→ **Required work**: Print each entry below precisely as it reads.

[Extracted data entries]
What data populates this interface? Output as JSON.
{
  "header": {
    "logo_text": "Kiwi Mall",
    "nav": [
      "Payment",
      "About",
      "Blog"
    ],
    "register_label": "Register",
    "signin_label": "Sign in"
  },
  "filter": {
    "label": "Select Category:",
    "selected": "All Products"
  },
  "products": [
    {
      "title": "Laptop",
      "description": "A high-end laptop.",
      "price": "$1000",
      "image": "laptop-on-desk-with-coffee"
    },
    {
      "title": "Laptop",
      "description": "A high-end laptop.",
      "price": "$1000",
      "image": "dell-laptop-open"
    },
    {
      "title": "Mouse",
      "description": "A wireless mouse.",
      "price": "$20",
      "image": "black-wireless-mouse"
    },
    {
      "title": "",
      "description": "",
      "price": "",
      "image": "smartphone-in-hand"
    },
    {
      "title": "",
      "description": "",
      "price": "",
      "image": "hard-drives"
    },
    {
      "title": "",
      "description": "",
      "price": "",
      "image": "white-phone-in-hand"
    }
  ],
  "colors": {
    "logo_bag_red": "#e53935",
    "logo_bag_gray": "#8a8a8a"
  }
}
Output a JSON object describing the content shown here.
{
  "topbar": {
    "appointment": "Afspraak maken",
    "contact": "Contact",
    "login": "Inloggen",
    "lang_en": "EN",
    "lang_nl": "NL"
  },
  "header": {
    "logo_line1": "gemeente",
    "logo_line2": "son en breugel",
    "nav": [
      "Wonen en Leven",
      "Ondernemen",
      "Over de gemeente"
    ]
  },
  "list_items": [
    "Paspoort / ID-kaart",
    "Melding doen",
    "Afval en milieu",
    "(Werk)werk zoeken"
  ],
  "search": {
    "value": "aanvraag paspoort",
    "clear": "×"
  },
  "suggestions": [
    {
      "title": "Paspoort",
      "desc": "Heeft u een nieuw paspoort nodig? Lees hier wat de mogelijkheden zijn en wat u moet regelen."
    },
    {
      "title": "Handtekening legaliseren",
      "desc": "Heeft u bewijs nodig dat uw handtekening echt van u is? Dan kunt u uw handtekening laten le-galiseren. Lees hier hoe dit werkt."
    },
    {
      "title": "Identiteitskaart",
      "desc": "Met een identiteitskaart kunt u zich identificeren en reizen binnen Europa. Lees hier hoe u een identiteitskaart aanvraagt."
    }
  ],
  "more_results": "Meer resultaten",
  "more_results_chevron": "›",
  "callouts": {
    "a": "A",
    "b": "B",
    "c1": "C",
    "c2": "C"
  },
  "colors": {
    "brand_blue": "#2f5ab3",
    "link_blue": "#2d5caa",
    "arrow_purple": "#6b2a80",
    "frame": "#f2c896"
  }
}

→ **Output**:
What data populates this interface? Output as JSON.
{
  "header": {
    "logo_text": "Kiwi Mall",
    "nav": [
      "Payment",
      "About",
      "Blog"
    ],
    "register_label": "Register",
    "signin_label": "Sign in"
  },
  "filter": {
    "label": "Select Category:",
    "selected": "All Products"
  },
  "products": [
    {
      "title": "Laptop",
      "description": "A high-end laptop.",
      "price": "$1000",
      "image": "laptop-on-desk-with-coffee"
    },
    {
      "title": "Laptop",
      "description": "A high-end laptop.",
      "price": "$1000",
      "image": "dell-laptop-open"
    },
    {
      "title": "Mouse",
      "description": "A wireless mouse.",
      "price": "$20",
      "image": "black-wireless-mouse"
    },
    {
      "title": "",
      "description": "",
      "price": "",
      "image": "smartphone-in-hand"
    },
    {
      "title": "",
      "description": "",
      "price": "",
      "image": "hard-drives"
    },
    {
      "title": "",
      "description": "",
      "price": "",
      "image": "white-phone-in-hand"
    }
  ],
  "colors": {
    "logo_bag_red": "#e53935",
    "logo_bag_gray": "#8a8a8a"
  }
}
Output a JSON object describing the content shown here.
{
  "topbar": {
    "appointment": "Afspraak maken",
    "contact": "Contact",
    "login": "Inloggen",
    "lang_en": "EN",
    "lang_nl": "NL"
  },
  "header": {
    "logo_line1": "gemeente",
    "logo_line2": "son en breugel",
    "nav": [
      "Wonen en Leven",
      "Ondernemen",
      "Over de gemeente"
    ]
  },
  "list_items": [
    "Paspoort / ID-kaart",
    "Melding doen",
    "Afval en milieu",
    "(Werk)werk zoeken"
  ],
  "search": {
    "value": "aanvraag paspoort",
    "clear": "×"
  },
  "suggestions": [
    {
      "title": "Paspoort",
      "desc": "Heeft u een nieuw paspoort nodig? Lees hier wat de mogelijkheden zijn en wat u moet regelen."
    },
    {
      "title": "Handtekening legaliseren",
      "desc": "Heeft u bewijs nodig dat uw handtekening echt van u is? Dan kunt u uw handtekening laten le-galiseren. Lees hier hoe dit werkt."
    },
    {
      "title": "Identiteitskaart",
      "desc": "Met een identiteitskaart kunt u zich identificeren en reizen binnen Europa. Lees hier hoe u een identiteitskaart aanvraagt."
    }
  ],
  "more_results": "Meer resultaten",
  "more_results_chevron": "›",
  "callouts": {
    "a": "A",
    "b": "B",
    "c1": "C",
    "c2": "C"
  },
  "colors": {
    "brand_blue": "#2f5ab3",
    "link_blue": "#2d5caa",
    "arrow_purple": "#6b2a80",
    "frame": "#f2c896"
  }
}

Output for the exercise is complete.